- The end of a polyamorous relationship. Polyamorous relationships end for a number of reasons. Most often they end for the same reasons that monogamous relationships end (Ramey, 1975; Rubin and Adams, 1986) - inconsistency or conflict of needs, fading feelings, disappointment. But partners in polyamorous relationships often need extra support, as they may experience feelings of shame and disgrace, experiences of not being able to work with the form of relationship that they have put so much effort into. Weitzman (2006) points out that often polyamorous people, by standing out in a monogamous environment, attract more attention to themselves, and their personal failure can be used as evidence that polyamory in general is not viable. That being said, when monogamous relationships end, they are generally not interpreted in this way (that monogamy is not a viable lifestyle). The therapist can help the client see this double standard, find the strength and confidence to defend themselves against possible attacks. In this case, the possibility of changing lifestyles can be subjects of discussion in psychotherapy. nine0250

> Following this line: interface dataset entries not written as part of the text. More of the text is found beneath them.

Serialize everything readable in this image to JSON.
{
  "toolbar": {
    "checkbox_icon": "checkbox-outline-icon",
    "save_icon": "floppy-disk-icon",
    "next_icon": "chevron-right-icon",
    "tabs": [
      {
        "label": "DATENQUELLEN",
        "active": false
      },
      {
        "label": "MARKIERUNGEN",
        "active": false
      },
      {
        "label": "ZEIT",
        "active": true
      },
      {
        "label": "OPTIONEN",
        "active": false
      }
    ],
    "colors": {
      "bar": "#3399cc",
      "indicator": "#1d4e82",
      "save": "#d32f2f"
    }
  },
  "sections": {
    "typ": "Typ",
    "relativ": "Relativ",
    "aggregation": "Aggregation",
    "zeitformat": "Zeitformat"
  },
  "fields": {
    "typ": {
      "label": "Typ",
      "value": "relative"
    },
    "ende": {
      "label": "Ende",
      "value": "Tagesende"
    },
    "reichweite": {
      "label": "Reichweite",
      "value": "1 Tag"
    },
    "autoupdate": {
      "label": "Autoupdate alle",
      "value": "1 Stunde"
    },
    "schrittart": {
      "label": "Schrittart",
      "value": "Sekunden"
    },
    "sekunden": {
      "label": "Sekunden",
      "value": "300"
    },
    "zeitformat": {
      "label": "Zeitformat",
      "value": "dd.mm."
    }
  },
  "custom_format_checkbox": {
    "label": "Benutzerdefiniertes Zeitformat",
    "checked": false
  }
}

- Public morality about monogamy and shame. At the beginning of this article, the issue of social loyalty and the possibility of accepting that monogamy is not the only form of relationship were discussed in detail. Inflexibility and condemnation from the outside, both by society as a whole and by specific acquaintances, contribute to the formation of a sense of fear of rejection, shame and guilt. The development of will, social courage, and the ability to make independent decisions are important tasks in psychotherapeutic work with polyamorous clients. nine0250
- Expressed internal conflict. Conflict with society, opposition to an imposed model, and the need for emotional inclusion in several relationships at once can provoke an internal conflict (which, in particular, can be described through the conflict between the id and the super-ego, the internal parent and child, the desired and the proper). Therefore, it is important for the therapist to be ready to work with deep inner conflict.

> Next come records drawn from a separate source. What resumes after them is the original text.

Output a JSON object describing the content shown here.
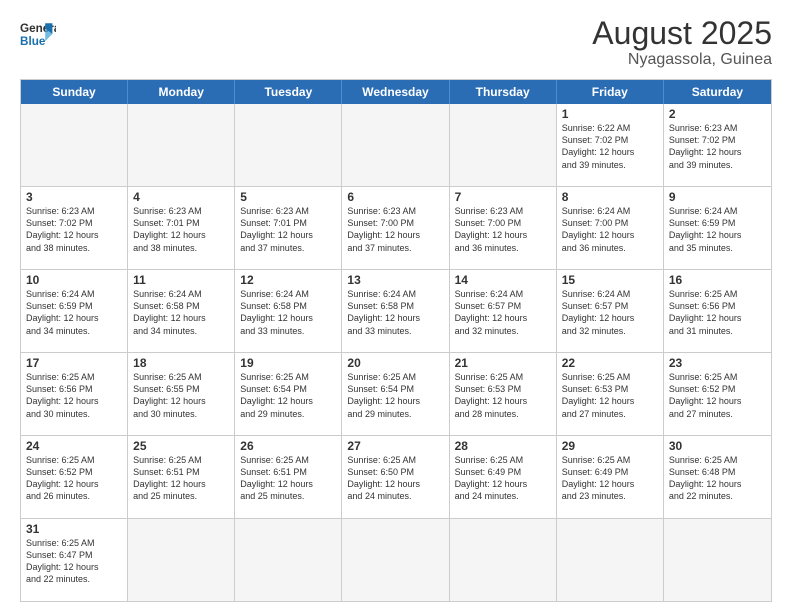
{
  "header": {
    "logo_general": "General",
    "logo_blue": "Blue",
    "month_year": "August 2025",
    "location": "Nyagassola, Guinea"
  },
  "days_of_week": [
    "Sunday",
    "Monday",
    "Tuesday",
    "Wednesday",
    "Thursday",
    "Friday",
    "Saturday"
  ],
  "weeks": [
    [
      {
        "day": "",
        "info": ""
      },
      {
        "day": "",
        "info": ""
      },
      {
        "day": "",
        "info": ""
      },
      {
        "day": "",
        "info": ""
      },
      {
        "day": "",
        "info": ""
      },
      {
        "day": "1",
        "info": "Sunrise: 6:22 AM\nSunset: 7:02 PM\nDaylight: 12 hours\nand 39 minutes."
      },
      {
        "day": "2",
        "info": "Sunrise: 6:23 AM\nSunset: 7:02 PM\nDaylight: 12 hours\nand 39 minutes."
      }
    ],
    [
      {
        "day": "3",
        "info": "Sunrise: 6:23 AM\nSunset: 7:02 PM\nDaylight: 12 hours\nand 38 minutes."
      },
      {
        "day": "4",
        "info": "Sunrise: 6:23 AM\nSunset: 7:01 PM\nDaylight: 12 hours\nand 38 minutes."
      },
      {
        "day": "5",
        "info": "Sunrise: 6:23 AM\nSunset: 7:01 PM\nDaylight: 12 hours\nand 37 minutes."
      },
      {
        "day": "6",
        "info": "Sunrise: 6:23 AM\nSunset: 7:00 PM\nDaylight: 12 hours\nand 37 minutes."
      },
      {
        "day": "7",
        "info": "Sunrise: 6:23 AM\nSunset: 7:00 PM\nDaylight: 12 hours\nand 36 minutes."
      },
      {
        "day": "8",
        "info": "Sunrise: 6:24 AM\nSunset: 7:00 PM\nDaylight: 12 hours\nand 36 minutes."
      },
      {
        "day": "9",
        "info": "Sunrise: 6:24 AM\nSunset: 6:59 PM\nDaylight: 12 hours\nand 35 minutes."
      }
    ],
    [
      {
        "day": "10",
        "info": "Sunrise: 6:24 AM\nSunset: 6:59 PM\nDaylight: 12 hours\nand 34 minutes."
      },
      {
        "day": "11",
        "info": "Sunrise: 6:24 AM\nSunset: 6:58 PM\nDaylight: 12 hours\nand 34 minutes."
      },
      {
        "day": "12",
        "info": "Sunrise: 6:24 AM\nSunset: 6:58 PM\nDaylight: 12 hours\nand 33 minutes."
      },
      {
        "day": "13",
        "info": "Sunrise: 6:24 AM\nSunset: 6:58 PM\nDaylight: 12 hours\nand 33 minutes."
      },
      {
        "day": "14",
        "info": "Sunrise: 6:24 AM\nSunset: 6:57 PM\nDaylight: 12 hours\nand 32 minutes."
      },
      {
        "day": "15",
        "info": "Sunrise: 6:24 AM\nSunset: 6:57 PM\nDaylight: 12 hours\nand 32 minutes."
      },
      {
        "day": "16",
        "info": "Sunrise: 6:25 AM\nSunset: 6:56 PM\nDaylight: 12 hours\nand 31 minutes."
      }
    ],
    [
      {
        "day": "17",
        "info": "Sunrise: 6:25 AM\nSunset: 6:56 PM\nDaylight: 12 hours\nand 30 minutes."
      },
      {
        "day": "18",
        "info": "Sunrise: 6:25 AM\nSunset: 6:55 PM\nDaylight: 12 hours\nand 30 minutes."
      },
      {
        "day": "19",
        "info": "Sunrise: 6:25 AM\nSunset: 6:54 PM\nDaylight: 12 hours\nand 29 minutes."
      },
      {
        "day": "20",
        "info": "Sunrise: 6:25 AM\nSunset: 6:54 PM\nDaylight: 12 hours\nand 29 minutes."
      },
      {
        "day": "21",
        "info": "Sunrise: 6:25 AM\nSunset: 6:53 PM\nDaylight: 12 hours\nand 28 minutes."
      },
      {
        "day": "22",
        "info": "Sunrise: 6:25 AM\nSunset: 6:53 PM\nDaylight: 12 hours\nand 27 minutes."
      },
      {
        "day": "23",
        "info": "Sunrise: 6:25 AM\nSunset: 6:52 PM\nDaylight: 12 hours\nand 27 minutes."
      }
    ],
    [
      {
        "day": "24",
        "info": "Sunrise: 6:25 AM\nSunset: 6:52 PM\nDaylight: 12 hours\nand 26 minutes."
      },
      {
        "day": "25",
        "info": "Sunrise: 6:25 AM\nSunset: 6:51 PM\nDaylight: 12 hours\nand 25 minutes."
      },
      {
        "day": "26",
        "info": "Sunrise: 6:25 AM\nSunset: 6:51 PM\nDaylight: 12 hours\nand 25 minutes."
      },
      {
        "day": "27",
        "info": "Sunrise: 6:25 AM\nSunset: 6:50 PM\nDaylight: 12 hours\nand 24 minutes."
      },
      {
        "day": "28",
        "info": "Sunrise: 6:25 AM\nSunset: 6:49 PM\nDaylight: 12 hours\nand 24 minutes."
      },
      {
        "day": "29",
        "info": "Sunrise: 6:25 AM\nSunset: 6:49 PM\nDaylight: 12 hours\nand 23 minutes."
      },
      {
        "day": "30",
        "info": "Sunrise: 6:25 AM\nSunset: 6:48 PM\nDaylight: 12 hours\nand 22 minutes."
      }
    ],
    [
      {
        "day": "31",
        "info": "Sunrise: 6:25 AM\nSunset: 6:47 PM\nDaylight: 12 hours\nand 22 minutes."
      },
      {
        "day": "",
        "info": ""
      },
      {
        "day": "",
        "info": ""
      },
      {
        "day": "",
        "info": ""
      },
      {
        "day": "",
        "info": ""
      },
      {
        "day": "",
        "info": ""
      },
      {
        "day": "",
        "info": ""
      }
    ]
  ]
}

Revealing its advantages and carrying potential difficulties, the polyamorous lifestyle requires personal resources determined by characteristics. So K.T. Hatzler (cited in Moors, Matsick, Schechinger, 2017), who studied the qualities inherent in monogamous and polygamous people, determined that polyamorous people are usually characterized by sociability, extroversion, and physical attractiveness. In addition, based on the review of studies, it can be assumed that such qualities as the ability to negotiate, the ability to differentiate relationships, the willingness to resist public opinion, nonconformity, social courage, and emotional competence are of great importance for the implementation of polyamorous relationships. In his TED talk, Kel Walters talks about polyamory and emotional literacy as related phenomena. “It seems absurd to us if, with the advent of a new friend in life, we say “bye” to existing old friends or with the birth of a younger brother or sister we cut out our elders from our lives, but this does not apply to romantic relationships.” The idea of polyamory is reflected in the metaphor of a burning candle, from which you can light many other candles, while the fire will not decrease. Society agrees with this definition of love, but only as long as it is about platonic love. Are we ready to look at this issue with an open mind? Are we ready, as counselors and psychotherapists, to fully accept the otherness of the other? nine0003
Polyamory as a form of relationship.